Originally published August 13, 2014
On Saturday a life ended.
My friend was 55 years old. He had two children in the service and a grandchild. At least those are the bits I have learned in the last few days. Children grown that used to sit in my lap. Run amok in our country home. Ask a thousand questions a minute.
My friend was married to a wonderful lady who took on his and hers and welded a family together. She is patient, quiet, understanding. And she loved tiger lilies.
I admit I haven’t been close in the past, oh 14 years or so. But there was a time when our families were entwined ever so tightly. And I always trusted him when I needed someone to check on some mechanical whatever in my mother’s home.
And now he is gone.
Suddenly, without warning, a man who had spent every possible moment in the outdoors learned too late he was allergic to the sting of a bee. I wasn’t there. I don’t know how, how fast or who did what. I am operating on pure hearsay. It’s all so far away from where I am, and yet I had to call twice to complete my order at the florist. I have nothing in my box of experience to even begin to understand what place his wife and children must be in. No warning, no preparation, just—empty.
It is times like these that I appreciate what I have with my husband. Even with a broken mind, even with a personality that is so distantly removed from the man he once was; he is here with me. I can still hold his hand; I can still hold him close.

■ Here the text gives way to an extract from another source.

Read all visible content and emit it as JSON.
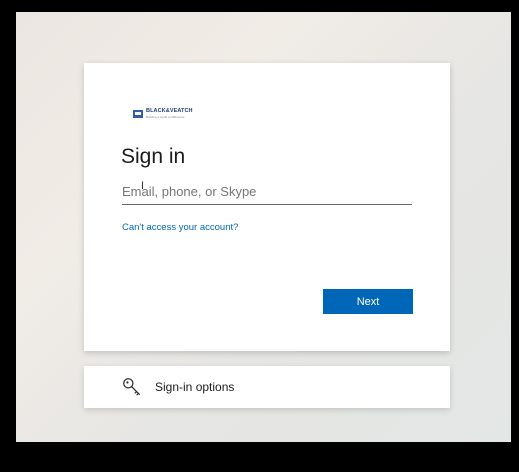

The individual consciousness of a single human being, unique in uncountable ways, can never be replaced. Treasure those you know and love; life is far too unpredictable to do anything less.